Merrill is also unique because it has a large bank associated with it so it can “afford to tap that as a source for referrals, so that’s their strategic advantage and its strategic focus,” he said.

For Merrill, the elimination of cold calls is “yet another step in their development of just trying to become more professional and more focused on leveraging” the BofA relationship, he said.

Like Elzweig, Tasnady noted that Merrill is also heavily reliant on advisor teams, calling that an “easier path for new trainees to become successful.”

Merrill has also “been a leader in many types of evolutions historically for a very long time,” including its emphasis on teams, fee-based relationships with clients being more important than trading, phone-based service centers and more, he added.

It is a big enough firm to test different approaches and, “if it doesn’t work for some reason, maybe they will reconsider,” he said. “But my guess is, given the size and the work they’ve done to improve the referral flow between Bank of America and Merrill, they probably feel comfortable that this is not going to impact their ability to make their advisor trainees successful.”

There is a risk, however, for new advisors and brokers. “The downside is being successful at cold calling, I think, can be a very effective training process for salespeople,” according to Tasnady.

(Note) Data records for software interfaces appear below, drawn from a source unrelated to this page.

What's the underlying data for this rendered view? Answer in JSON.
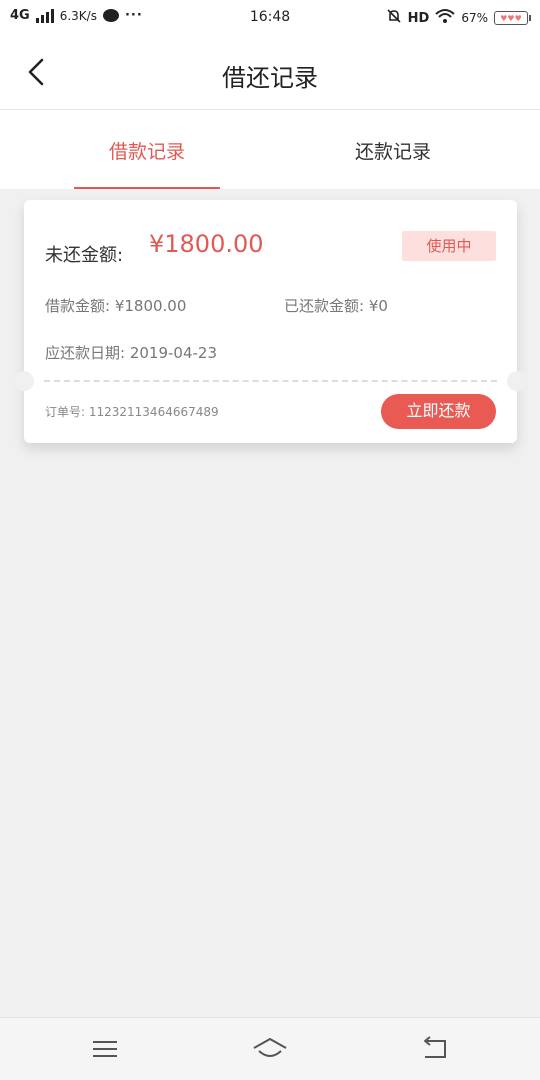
{
  "status_bar": {
    "network": "4G",
    "speed": "6.3K/s",
    "more": "···",
    "time": "16:48",
    "hd": "HD",
    "battery": "67%"
  },
  "header": {
    "title": "借还记录"
  },
  "tabs": [
    {
      "label": "借款记录",
      "active": true
    },
    {
      "label": "还款记录",
      "active": false
    }
  ],
  "record": {
    "unpaid_label": "未还金额:",
    "unpaid_value": "¥1800.00",
    "status": "使用中",
    "loan_amount": "借款金额: ¥1800.00",
    "repaid_amount": "已还款金额: ¥0",
    "due_date": "应还款日期: 2019-04-23",
    "order_no": "订单号: 11232113464667489",
    "repay_button": "立即还款"
  },
  "colors": {
    "accent": "#e05a55",
    "badge_bg": "#fde0de",
    "page_bg": "#f0f0f0"
  },
  "nav_icons": [
    "menu-icon",
    "home-icon",
    "back-icon"
  ]
}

But his prediction is that, “as more and more people do shift to more effective forms of contacting,” cold calling will continue to fade away.

(Image: Adobe Stock)